It was bitterly cold and getting colder in Lola Prentiss Park in downtown Southampton Sunday afternoon, but, all afternoon long, a crowd of advocates for immigration reform kept growing.
More than 120 strong by mid-afternoon, they came from Hampton Bays and East Hampton and they walked up the street from down in Southampton Village, but many of the ralliers’ journeys had initially spanned the world, from Colombia, from Chilé, from Costa Rica and Guatemala.
Their purpose was simple: to ask the U.S. House of Representatives to put the Comprehensive Immigration Reform bill, which passed the Senate in June, up to a vote.
With just four days left of Congressional sessions this year, ralliers accepted the fact that immigration reform likely won’t be on their agenda this year. But many said their hope, this Christmas, is that it will be put up for a vote early in 2014.
Jahayra Naranja of Hampton Bays said that, while working in the United States, she and many people she knows have not been able to say goodbye to loved ones who have died at home, and only know the babies that have been born since they left through photographs.
“Instead of sending a letter to the North Pole this Christmas, we’re going to send it to Washington,” she said, in translation by Sister Mary Beth Moore of East End Immigrant Advocates. “We want to touch the heart of John Boehner.”
“We pay taxes, just like U.S. citizens, and we don’t get anything in return,” she said. “The Dreamers, children without documents, dream of being professionals. We need to make sure their efforts are not in vain. We are the work force here, and we are afraid to walk down the street.”
“The time is now,” she said. “Don’t lose your faith.”
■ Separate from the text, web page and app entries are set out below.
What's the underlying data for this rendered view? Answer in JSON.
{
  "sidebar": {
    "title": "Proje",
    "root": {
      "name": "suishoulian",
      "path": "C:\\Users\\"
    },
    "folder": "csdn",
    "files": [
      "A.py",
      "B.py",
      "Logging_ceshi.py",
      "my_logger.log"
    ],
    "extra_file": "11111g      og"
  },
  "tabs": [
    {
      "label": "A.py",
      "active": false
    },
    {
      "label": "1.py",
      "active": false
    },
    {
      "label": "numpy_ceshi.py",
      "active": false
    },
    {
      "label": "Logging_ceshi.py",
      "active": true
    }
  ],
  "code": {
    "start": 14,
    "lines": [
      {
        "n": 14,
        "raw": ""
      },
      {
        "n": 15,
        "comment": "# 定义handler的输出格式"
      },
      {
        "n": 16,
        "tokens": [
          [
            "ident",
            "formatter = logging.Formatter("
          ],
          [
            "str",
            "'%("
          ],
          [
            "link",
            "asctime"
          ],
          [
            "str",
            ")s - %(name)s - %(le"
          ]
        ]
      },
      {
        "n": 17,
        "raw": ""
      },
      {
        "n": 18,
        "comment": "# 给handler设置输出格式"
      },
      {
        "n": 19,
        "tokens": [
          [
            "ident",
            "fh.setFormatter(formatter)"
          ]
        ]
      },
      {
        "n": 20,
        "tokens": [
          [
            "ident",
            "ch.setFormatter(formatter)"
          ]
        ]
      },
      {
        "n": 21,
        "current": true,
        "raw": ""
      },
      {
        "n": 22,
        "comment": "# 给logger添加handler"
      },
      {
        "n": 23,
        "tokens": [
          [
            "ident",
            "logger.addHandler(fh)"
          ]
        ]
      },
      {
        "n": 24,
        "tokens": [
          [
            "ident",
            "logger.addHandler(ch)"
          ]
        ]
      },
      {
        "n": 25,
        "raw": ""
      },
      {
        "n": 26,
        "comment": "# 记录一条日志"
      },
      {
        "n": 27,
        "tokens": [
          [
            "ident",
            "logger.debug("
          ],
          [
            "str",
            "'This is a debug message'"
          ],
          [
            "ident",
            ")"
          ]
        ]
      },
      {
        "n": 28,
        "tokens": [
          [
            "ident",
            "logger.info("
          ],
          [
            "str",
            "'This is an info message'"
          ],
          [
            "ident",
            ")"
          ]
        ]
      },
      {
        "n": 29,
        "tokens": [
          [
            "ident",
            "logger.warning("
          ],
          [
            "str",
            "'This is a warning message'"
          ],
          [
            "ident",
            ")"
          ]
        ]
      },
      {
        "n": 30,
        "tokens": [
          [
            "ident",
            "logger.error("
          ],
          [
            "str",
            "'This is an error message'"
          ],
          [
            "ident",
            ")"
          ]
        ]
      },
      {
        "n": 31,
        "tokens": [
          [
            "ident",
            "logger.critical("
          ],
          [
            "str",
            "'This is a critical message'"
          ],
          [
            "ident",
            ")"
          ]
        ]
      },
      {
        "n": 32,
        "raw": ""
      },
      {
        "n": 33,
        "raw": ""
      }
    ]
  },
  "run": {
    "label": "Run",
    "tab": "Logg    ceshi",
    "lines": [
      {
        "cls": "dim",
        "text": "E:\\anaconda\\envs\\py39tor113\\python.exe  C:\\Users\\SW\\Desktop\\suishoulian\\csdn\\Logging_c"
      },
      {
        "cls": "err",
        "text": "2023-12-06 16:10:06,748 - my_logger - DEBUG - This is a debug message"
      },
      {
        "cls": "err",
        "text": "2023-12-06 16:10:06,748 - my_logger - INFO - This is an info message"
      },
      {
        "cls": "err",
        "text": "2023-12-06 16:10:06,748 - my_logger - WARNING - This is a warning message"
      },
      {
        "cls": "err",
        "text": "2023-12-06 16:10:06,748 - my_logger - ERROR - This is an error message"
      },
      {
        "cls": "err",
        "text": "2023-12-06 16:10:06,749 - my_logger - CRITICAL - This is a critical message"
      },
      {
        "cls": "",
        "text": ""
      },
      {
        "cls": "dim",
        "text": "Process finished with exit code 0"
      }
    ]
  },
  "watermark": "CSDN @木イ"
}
The stretch of Southampton near where the ralliers gathered has long been a hot spot for immigration confrontations on the East End. For the better part of a decade, anti-immigration protesters stood outside the 7-Eleven on the corner of County Road 39 and North Sea Road, where many day laborers gather to find work each morning.
Nearly a decade ago, plans to build a hiring hall in Southampton Village were met with severe opposition from neighbors.
But organizers said Sunday’s rally was the first time they’d seen such momentum for immigrant rights on the East End.
“This is a year after we started our effort and look what we’ve built on the East End. It’s amazing. I’ve never seen numbers like this out east,” said Anita Halasz, Executive Director of Long Island Jobs with Justice. “This is what power looks like….Imagine what that power could do in 2014.”
Across the street from the rally, four anti-immigration protesters stood near the North End Cemetery, holding signs that read “No Amnesty,” “You Lost” and “Secure Our Borders.”
They said they had come from New York City as part of the group New Yorkers for Immigration Control and Enforcement, and handed out flyers stating “The American people don’t want the 20 million illegal invaders in our country legalized.” They added that the reform would benefit ultra-rich Silicon Valley billionaires “who want the cheap labor that an army of the newly legalized would provide.” They stood quietly, holding their signs, throughout the rally.
Eastern Long Island NAACP President Lucius Ware lent his support to the ralliers.
“We are all one people,” he said. “We might not have been on the same boat, but we are all immigrants.”
He said comprehensive immigration reform is one of the cornerstone issues the NAACP is currently working on.
“There should be a right to education for all youngsters,” he added. “Let’s do it!”